The Beer Association of South Africa (BASA) says it will file an Urgent Access to Information (PAIA) application with the National Covid Command Council (NCCC) in order to obtain the data and evidence on which to base their decision on Extension of an alcohol-based ban for another two weeks – as President Cyril Ramaphosa announced on Sunday evening.
The country will remain on the adjusted alert level 4 of Covid-19 regulations for the next two weeks, albeit with minor changes.
Restaurants can now serve guests, but cannot cater to more than 50 guests at the same time. Smaller restaurants have to reserve a maximum of 50% of their capacity. The president said the sale of alcohol is still banned.
The latest alcohol ban, in effect since June 28, has already dealt a devastating blow to the alcohol industry, putting an estimated 4,603 jobs at risk and causing a potential loss of R5.1 billion in taxes and excise duties, BASA said in a statement after the Address of the President to the Nation.
“In all of our discussions with the government, it has been recognized that the main cause of infection is large gatherings and non-compliance with mask-wearing and social distancing protocols.
“We also did not receive any data showing the link between alcohol and increased hospital admissions, although we have requested this from the government on several occasions,” it said.
BASA said it had therefore decided to file a PAIA application to understand the reasons for extending the current ban “when it is clear that thousands more jobs will be lost and billions more will be lost to the national treasury”.
The association referred to media reports that two weeks ago the cabinet decided that the currently adjusted level 4 restrictions would remain in place for 21 days and would then be reviewed.
BASA questioned its collaboration with the National Joint and Intelligence Structure (NatJoints) via the National Economic Development and Labor Council (Nedlac) on the current lockdown regulations.
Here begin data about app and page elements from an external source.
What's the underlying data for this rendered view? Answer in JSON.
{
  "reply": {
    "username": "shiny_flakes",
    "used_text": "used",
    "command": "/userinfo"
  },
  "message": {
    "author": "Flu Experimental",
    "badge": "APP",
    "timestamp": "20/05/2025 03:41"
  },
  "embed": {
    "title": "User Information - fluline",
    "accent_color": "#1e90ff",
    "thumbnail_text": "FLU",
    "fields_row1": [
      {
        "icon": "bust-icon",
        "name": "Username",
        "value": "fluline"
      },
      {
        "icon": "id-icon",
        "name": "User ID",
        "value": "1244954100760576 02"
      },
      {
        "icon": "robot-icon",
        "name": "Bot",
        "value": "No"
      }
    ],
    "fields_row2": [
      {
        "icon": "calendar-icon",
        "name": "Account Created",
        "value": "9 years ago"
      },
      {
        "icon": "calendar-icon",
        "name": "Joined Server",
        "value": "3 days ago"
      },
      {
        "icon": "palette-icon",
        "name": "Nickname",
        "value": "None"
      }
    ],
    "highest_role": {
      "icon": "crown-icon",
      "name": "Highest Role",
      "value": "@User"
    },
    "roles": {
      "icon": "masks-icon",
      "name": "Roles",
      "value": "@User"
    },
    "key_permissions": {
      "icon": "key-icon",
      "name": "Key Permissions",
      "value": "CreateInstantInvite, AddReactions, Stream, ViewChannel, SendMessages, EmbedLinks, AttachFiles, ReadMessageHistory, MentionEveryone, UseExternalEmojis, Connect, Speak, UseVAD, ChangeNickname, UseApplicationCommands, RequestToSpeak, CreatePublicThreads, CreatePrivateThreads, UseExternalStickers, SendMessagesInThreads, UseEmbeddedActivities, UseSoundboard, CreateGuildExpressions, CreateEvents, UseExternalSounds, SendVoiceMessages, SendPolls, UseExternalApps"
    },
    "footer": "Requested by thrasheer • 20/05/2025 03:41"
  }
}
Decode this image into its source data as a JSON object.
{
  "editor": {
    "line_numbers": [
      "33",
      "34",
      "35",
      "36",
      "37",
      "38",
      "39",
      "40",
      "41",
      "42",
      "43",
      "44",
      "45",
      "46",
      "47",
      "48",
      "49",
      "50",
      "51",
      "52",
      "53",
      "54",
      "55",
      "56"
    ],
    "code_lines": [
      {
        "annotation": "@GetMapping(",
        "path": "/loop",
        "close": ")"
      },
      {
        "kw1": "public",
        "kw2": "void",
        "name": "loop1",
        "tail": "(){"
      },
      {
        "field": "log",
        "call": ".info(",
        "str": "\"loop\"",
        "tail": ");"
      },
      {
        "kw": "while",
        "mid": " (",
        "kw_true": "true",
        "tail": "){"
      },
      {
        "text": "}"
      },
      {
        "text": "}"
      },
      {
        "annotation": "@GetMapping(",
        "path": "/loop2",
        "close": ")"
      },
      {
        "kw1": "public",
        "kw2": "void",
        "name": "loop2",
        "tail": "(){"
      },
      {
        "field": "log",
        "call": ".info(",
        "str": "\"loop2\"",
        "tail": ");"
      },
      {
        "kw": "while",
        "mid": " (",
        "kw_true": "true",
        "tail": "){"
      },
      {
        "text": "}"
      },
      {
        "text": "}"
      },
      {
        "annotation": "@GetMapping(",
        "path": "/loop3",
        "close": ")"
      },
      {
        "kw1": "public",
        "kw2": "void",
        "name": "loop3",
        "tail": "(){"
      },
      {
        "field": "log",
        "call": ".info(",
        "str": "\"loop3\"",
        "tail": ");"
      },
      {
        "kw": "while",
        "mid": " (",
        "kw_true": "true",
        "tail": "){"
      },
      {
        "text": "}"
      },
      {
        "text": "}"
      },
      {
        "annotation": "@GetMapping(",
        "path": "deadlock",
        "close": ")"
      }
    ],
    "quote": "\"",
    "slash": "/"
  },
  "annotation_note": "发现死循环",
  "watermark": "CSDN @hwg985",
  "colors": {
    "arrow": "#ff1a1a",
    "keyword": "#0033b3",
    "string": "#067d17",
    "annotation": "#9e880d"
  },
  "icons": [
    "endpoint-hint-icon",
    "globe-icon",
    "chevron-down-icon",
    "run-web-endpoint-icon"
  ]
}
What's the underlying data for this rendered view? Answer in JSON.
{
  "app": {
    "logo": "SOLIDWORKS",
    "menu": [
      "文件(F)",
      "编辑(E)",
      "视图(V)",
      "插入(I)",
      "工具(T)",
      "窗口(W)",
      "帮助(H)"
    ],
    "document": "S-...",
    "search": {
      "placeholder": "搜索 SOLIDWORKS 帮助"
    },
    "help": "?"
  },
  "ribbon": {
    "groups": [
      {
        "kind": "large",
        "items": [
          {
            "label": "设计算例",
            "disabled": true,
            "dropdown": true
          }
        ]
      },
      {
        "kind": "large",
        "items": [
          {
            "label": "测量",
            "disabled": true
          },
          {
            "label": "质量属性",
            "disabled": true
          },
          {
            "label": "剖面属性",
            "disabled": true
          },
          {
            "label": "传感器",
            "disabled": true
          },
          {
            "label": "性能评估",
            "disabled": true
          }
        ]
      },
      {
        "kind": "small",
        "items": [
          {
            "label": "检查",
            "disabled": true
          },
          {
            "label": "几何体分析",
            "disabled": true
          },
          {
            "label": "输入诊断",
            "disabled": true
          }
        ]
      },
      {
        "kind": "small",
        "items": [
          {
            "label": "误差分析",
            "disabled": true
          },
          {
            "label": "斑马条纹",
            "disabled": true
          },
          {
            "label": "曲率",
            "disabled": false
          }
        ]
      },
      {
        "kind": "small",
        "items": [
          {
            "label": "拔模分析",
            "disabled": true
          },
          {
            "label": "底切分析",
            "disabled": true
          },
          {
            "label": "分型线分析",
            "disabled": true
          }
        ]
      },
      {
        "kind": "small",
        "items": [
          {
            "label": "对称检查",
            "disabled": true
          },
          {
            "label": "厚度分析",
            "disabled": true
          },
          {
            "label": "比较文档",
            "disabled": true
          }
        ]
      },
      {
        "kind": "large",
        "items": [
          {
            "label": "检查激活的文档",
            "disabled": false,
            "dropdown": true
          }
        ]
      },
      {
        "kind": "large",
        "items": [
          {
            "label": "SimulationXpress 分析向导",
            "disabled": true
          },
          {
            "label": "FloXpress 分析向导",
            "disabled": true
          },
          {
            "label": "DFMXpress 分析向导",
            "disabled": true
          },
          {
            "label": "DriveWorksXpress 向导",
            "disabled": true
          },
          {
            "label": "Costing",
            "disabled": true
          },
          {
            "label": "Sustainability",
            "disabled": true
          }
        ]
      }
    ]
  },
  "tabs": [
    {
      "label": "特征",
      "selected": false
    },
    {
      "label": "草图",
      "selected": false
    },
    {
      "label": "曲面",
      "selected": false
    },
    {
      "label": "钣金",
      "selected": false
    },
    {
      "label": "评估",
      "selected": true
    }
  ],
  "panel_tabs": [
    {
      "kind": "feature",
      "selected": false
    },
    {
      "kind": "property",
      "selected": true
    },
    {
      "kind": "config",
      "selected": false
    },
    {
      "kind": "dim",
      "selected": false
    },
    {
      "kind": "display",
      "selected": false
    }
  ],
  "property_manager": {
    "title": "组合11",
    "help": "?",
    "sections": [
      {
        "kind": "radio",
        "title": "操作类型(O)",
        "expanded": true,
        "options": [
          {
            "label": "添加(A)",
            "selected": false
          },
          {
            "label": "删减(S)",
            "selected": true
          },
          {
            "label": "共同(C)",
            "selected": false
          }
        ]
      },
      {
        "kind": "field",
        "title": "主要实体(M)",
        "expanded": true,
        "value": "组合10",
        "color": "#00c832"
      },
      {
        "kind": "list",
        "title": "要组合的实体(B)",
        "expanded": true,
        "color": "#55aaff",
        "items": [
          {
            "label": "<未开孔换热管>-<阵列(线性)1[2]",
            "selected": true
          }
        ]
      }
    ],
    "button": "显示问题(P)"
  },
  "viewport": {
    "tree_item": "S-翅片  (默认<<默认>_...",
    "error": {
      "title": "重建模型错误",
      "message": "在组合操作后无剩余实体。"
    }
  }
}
“If NatJoints already knew the ban would be extended, talks with the alcohol industry this week were malicious and serious questions need to be asked about the usefulness of these commitments in the future,” it said.
“The 400,000-plus livelihoods that depend on the alcohol industry simply won’t survive if the current alcohol ban continues. We just have to make sure that we are saving both lives and livelihoods during the third wave, ”said BASA.
Addressing the nation, the president said over the past two weeks the country averaged nearly 20,000 new cases a day. As of Sunday, the country had over 200,000 active Covid cases.
“Over 4,200 South Africans have lost their lives to Covid-19 in the past two weeks,” he said.
Gauteng is still the epicenter of the country and responsible for more than half of the new infections. However, cases increased rapidly in the Western Cape, Limpopo, the Northwest and KwaZulu-Natal.
“Our health system across the country remains under pressure. Daily hospital admissions across the country are likely to hit the levels seen during the peak of the first two waves. Covid-19-related deaths in hospitals are also increasing, ”he said.
SA led by expert advice
The President reiterated that the country’s response had been based on the latest available evidence and advice from experts.
“And we know that; We know that reducing the number of people being in close proximity to others helps contain infection.
“We know that the coronavirus spreads at funerals, office meetings, parties and family celebrations, as well as in restaurants, and have therefore adjusted warning level 4. We had to ban religious, social and political gatherings. We also know that the virus will move and spread with them as more people move, ”he said.
“We know curfews restrict freedom of movement and restrict nighttime social gatherings that increase transmission potential. We know that alcohol sales restrictions reduce hospital and emergency room admissions with alcohol-related trauma such as car accidents and interpersonal violence. “
He said that reducing alcohol damage will free up much-needed capacity in health facilities to deal with Covid-19 cases, adding that alcohol abuse is linked to gatherings and non-compliance with public health regulations.
“At the same time, we know and recognize the crucial contribution the alcohol industry makes to our economy,” said the president.
Ultimately, he said, the most important measures to limit transmissions are those that are under the control of the individual.
“The delta variant is more transferable. We need to be much more careful with the basic precautions we all know as we take steps to limit the numbers of infections. We act to protect as many people as possible through vaccinations. “
Read: Ramaphosa Extends Level 4 Lockdown For South Africa – Here Are The New Restrictions